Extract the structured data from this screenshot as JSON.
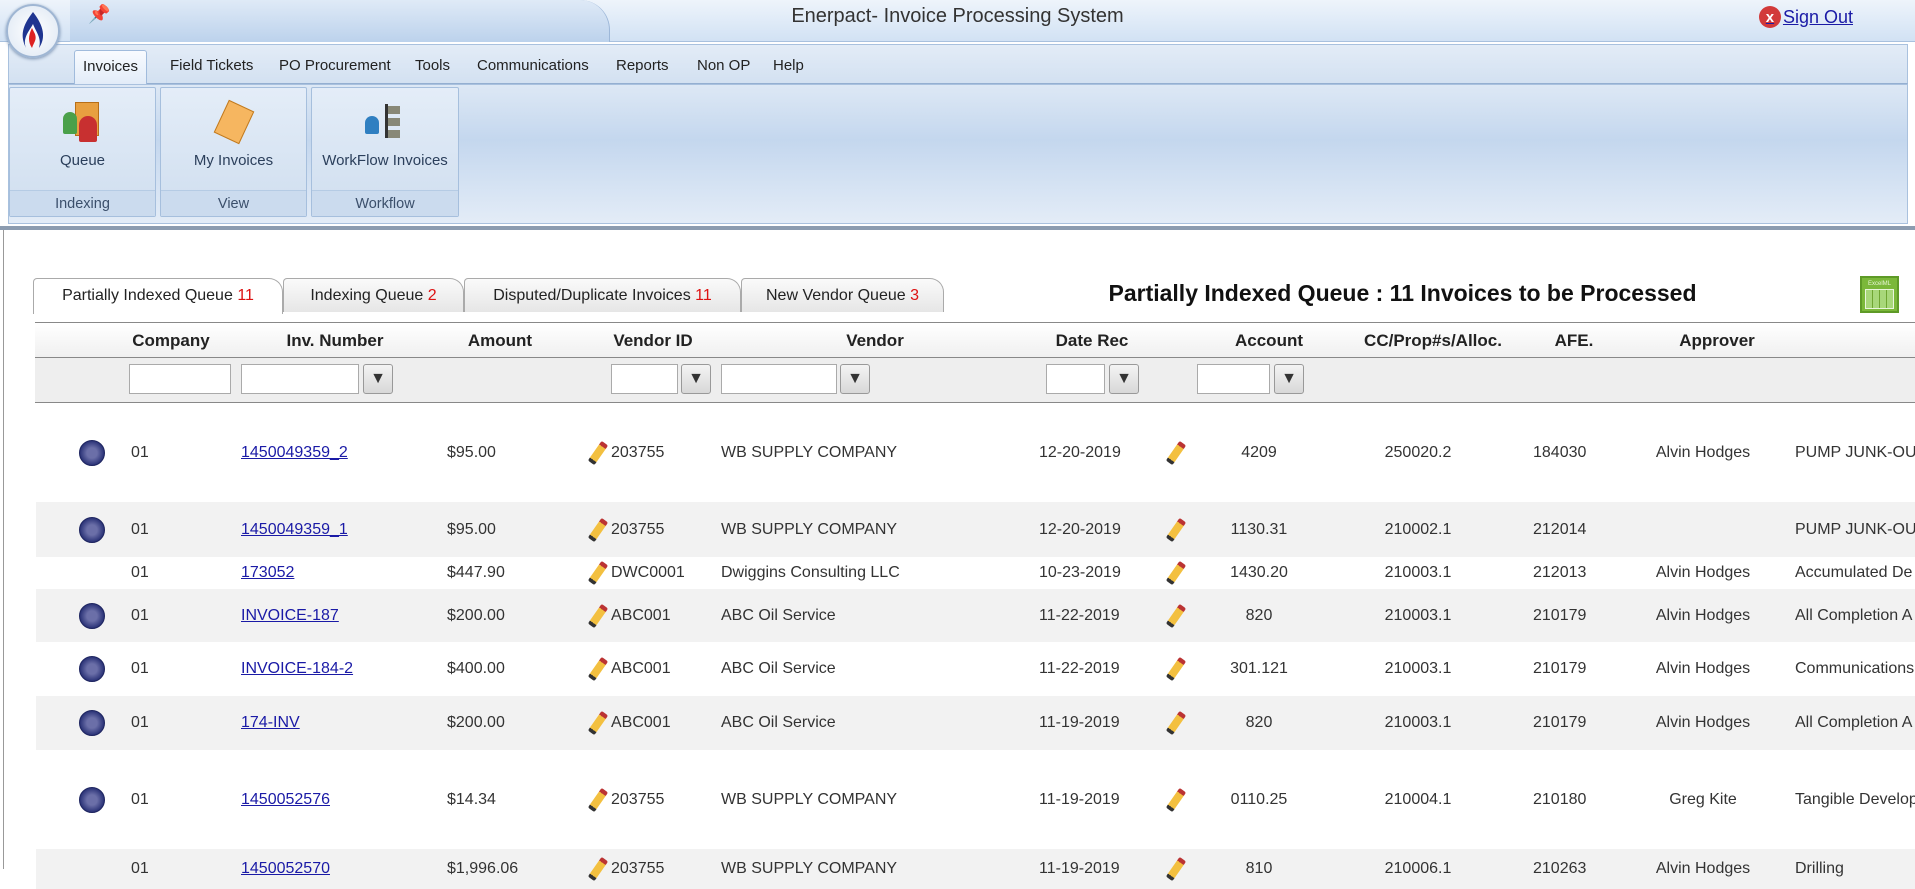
{
  "app": {
    "title": "Enerpact- Invoice Processing System",
    "sign_out": "Sign Out"
  },
  "menu": [
    "Invoices",
    "Field Tickets",
    "PO Procurement",
    "Tools",
    "Communications",
    "Reports",
    "Non OP",
    "Help"
  ],
  "ribbon": [
    {
      "button": "Queue",
      "group": "Indexing",
      "icon": "queue-icon"
    },
    {
      "button": "My Invoices",
      "group": "View",
      "icon": "calculator-icon"
    },
    {
      "button": "WorkFlow Invoices",
      "group": "Workflow",
      "icon": "workflow-icon"
    }
  ],
  "queue_tabs": [
    {
      "label": "Partially Indexed Queue",
      "count": "11"
    },
    {
      "label": "Indexing Queue",
      "count": "2"
    },
    {
      "label": "Disputed/Duplicate Invoices",
      "count": "11"
    },
    {
      "label": "New Vendor Queue",
      "count": "3"
    }
  ],
  "heading": "Partially Indexed Queue : 11 Invoices to be Processed",
  "export_label": "ExcelML",
  "columns": [
    "Company",
    "Inv. Number",
    "Amount",
    "Vendor ID",
    "Vendor",
    "Date Rec",
    "Account",
    "CC/Prop#s/Alloc.",
    "AFE.",
    "Approver"
  ],
  "rows": [
    {
      "icon": true,
      "company": "01",
      "inv": "1450049359_2",
      "amount": "$95.00",
      "vendor_id": "203755",
      "vendor": "WB SUPPLY COMPANY",
      "date": "12-20-2019",
      "account": "4209",
      "cc": "250020.2",
      "afe": "184030",
      "approver": "Alvin Hodges",
      "desc": "PUMP JUNK-OU"
    },
    {
      "icon": true,
      "company": "01",
      "inv": "1450049359_1",
      "amount": "$95.00",
      "vendor_id": "203755",
      "vendor": "WB SUPPLY COMPANY",
      "date": "12-20-2019",
      "account": "1130.31",
      "cc": "210002.1",
      "afe": "212014",
      "approver": "",
      "desc": "PUMP JUNK-OU"
    },
    {
      "icon": false,
      "company": "01",
      "inv": "173052",
      "amount": "$447.90",
      "vendor_id": "DWC0001",
      "vendor": "Dwiggins Consulting LLC",
      "date": "10-23-2019",
      "account": "1430.20",
      "cc": "210003.1",
      "afe": "212013",
      "approver": "Alvin Hodges",
      "desc": "Accumulated De"
    },
    {
      "icon": true,
      "company": "01",
      "inv": "INVOICE-187",
      "amount": "$200.00",
      "vendor_id": "ABC001",
      "vendor": "ABC Oil Service",
      "date": "11-22-2019",
      "account": "820",
      "cc": "210003.1",
      "afe": "210179",
      "approver": "Alvin Hodges",
      "desc": "All Completion A"
    },
    {
      "icon": true,
      "company": "01",
      "inv": "INVOICE-184-2",
      "amount": "$400.00",
      "vendor_id": "ABC001",
      "vendor": "ABC Oil Service",
      "date": "11-22-2019",
      "account": "301.121",
      "cc": "210003.1",
      "afe": "210179",
      "approver": "Alvin Hodges",
      "desc": "Communications"
    },
    {
      "icon": true,
      "company": "01",
      "inv": "174-INV",
      "amount": "$200.00",
      "vendor_id": "ABC001",
      "vendor": "ABC Oil Service",
      "date": "11-19-2019",
      "account": "820",
      "cc": "210003.1",
      "afe": "210179",
      "approver": "Alvin Hodges",
      "desc": "All Completion A"
    },
    {
      "icon": true,
      "company": "01",
      "inv": "1450052576",
      "amount": "$14.34",
      "vendor_id": "203755",
      "vendor": "WB SUPPLY COMPANY",
      "date": "11-19-2019",
      "account": "0110.25",
      "cc": "210004.1",
      "afe": "210180",
      "approver": "Greg Kite",
      "desc": "Tangible Develop"
    },
    {
      "icon": false,
      "company": "01",
      "inv": "1450052570",
      "amount": "$1,996.06",
      "vendor_id": "203755",
      "vendor": "WB SUPPLY COMPANY",
      "date": "11-19-2019",
      "account": "810",
      "cc": "210006.1",
      "afe": "210263",
      "approver": "Alvin Hodges",
      "desc": "Drilling"
    }
  ]
}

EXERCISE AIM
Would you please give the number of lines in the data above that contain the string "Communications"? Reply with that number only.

EXERCISE RESPONSE
2